Figure 8. Performance dependency on memory volume

Multi-node performance optimization

By running the optimized point model on multiple nodes with the c6i.24xlarge instance type, the training time is further reduced from 220 sec/epoch to 50 sec/epoch with eight c6i.24xlarge instances as shown in Figure 9.

Figure 9. Performance gains from using multiple nodes

Overall, we saw more speedup when we increased the number of the c6i.24xlarge instances as shown in Figure 10.

Figure 10. Speedups from increasing the number of c6i.24xlarge instances

However, the strong efficiency drops when the number of c6i.24xlarge is increased.

The strong efficiency performance issue might be caused by Open MPI as the Horovod communication backend. As the next step, we plan to improve the strong efficiency by changing the Horovod backend from Open MPI to Intel® oneAPI Collective Communications Library (oneCCL).

Figure 11. Strong scaling efficiency.


By adopting Intel® Optimization for TensorFlow* from Intel® oneAPI AI Analytics Toolkit and enabling Horovod using Intel® oneContainer image, the training time of point model is reduced from 23 hours to less than 3 hours on AWS c6i.24xlarge instances. This effort helps the customer shorten the development cycle and train a model within one workday.

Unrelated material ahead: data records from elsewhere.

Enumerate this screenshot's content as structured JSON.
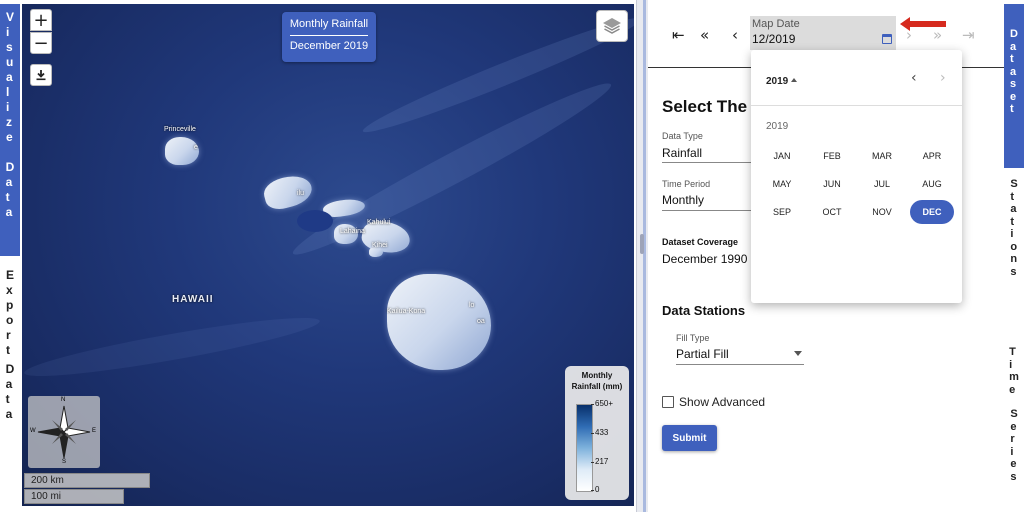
{
  "left_tabs": {
    "visualize": [
      "V",
      "i",
      "s",
      "u",
      "a",
      "l",
      "i",
      "z",
      "e"
    ],
    "data": [
      "D",
      "a",
      "t",
      "a"
    ],
    "export": [
      "E",
      "x",
      "p",
      "o",
      "r",
      "t"
    ],
    "data2": [
      "D",
      "a",
      "t",
      "a"
    ]
  },
  "map": {
    "zoom_in": "+",
    "zoom_out": "−",
    "download_icon": "download-icon",
    "layers_icon": "layers-icon",
    "title_line1": "Monthly Rainfall",
    "title_line2": "December 2019",
    "places": {
      "princeville": "Princeville",
      "hanalei": "e",
      "kailua": "ilu",
      "kahului": "Kahului",
      "lahaina": "Lahaina",
      "kihei": "Kihei",
      "hawaii": "HAWAII",
      "kona": "Kailua-Kona",
      "hilo": "lo",
      "waiakea": "oa"
    },
    "compass": {
      "n": "N",
      "s": "S",
      "e": "E",
      "w": "W"
    },
    "scale_km": "200 km",
    "scale_mi": "100 mi",
    "legend": {
      "title1": "Monthly",
      "title2": "Rainfall (mm)",
      "ticks": [
        "650+",
        "433",
        "217",
        "0"
      ],
      "colors": [
        "#08306b",
        "#2f6cb4",
        "#7eb2dc",
        "#deebf7",
        "#ffffff"
      ]
    }
  },
  "panel": {
    "nav_first": "⇤",
    "nav_prev_fast": "«",
    "nav_prev": "‹",
    "nav_next": "›",
    "nav_next_fast": "»",
    "nav_last": "⇥",
    "date_label": "Map Date",
    "date_value": "12/2019",
    "headline": "Select The D                              iew.",
    "data_type_label": "Data Type",
    "data_type_value": "Rainfall",
    "time_period_label": "Time Period",
    "time_period_value": "Monthly",
    "coverage_label": "Dataset Coverage",
    "coverage_value": "December 1990 -",
    "stations_title": "Data Stations",
    "fill_type_label": "Fill Type",
    "fill_type_value": "Partial Fill",
    "show_advanced": "Show Advanced",
    "submit": "Submit"
  },
  "picker": {
    "year_button": "2019",
    "prev": "‹",
    "next": "›",
    "year_label": "2019",
    "months": [
      "JAN",
      "FEB",
      "MAR",
      "APR",
      "MAY",
      "JUN",
      "JUL",
      "AUG",
      "SEP",
      "OCT",
      "NOV",
      "DEC"
    ],
    "selected": "DEC"
  },
  "right_tabs": {
    "dataset": [
      "D",
      "a",
      "t",
      "a",
      "s",
      "e",
      "t"
    ],
    "stations": [
      "S",
      "t",
      "a",
      "t",
      "i",
      "o",
      "n",
      "s"
    ],
    "time": [
      "T",
      "i",
      "m",
      "e"
    ],
    "series": [
      "S",
      "e",
      "r",
      "i",
      "e",
      "s"
    ]
  },
  "colors": {
    "accent": "#3f60bd",
    "arrow": "#d62a1e"
  }
}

The same optimizations could be applied to other deep learning training workloads to avoid remote NUMA access within one system with multiple sockets and to scale out the training among multiple nodes.

Intel® oneAPI AI Analytics Toolkit is a good start for optimizing your AI workloads. Not only the deep learning pipeline but also the machine learning and data analysis pipeline could be further optimized through Intel® oneAPI AI Analytics Toolkit.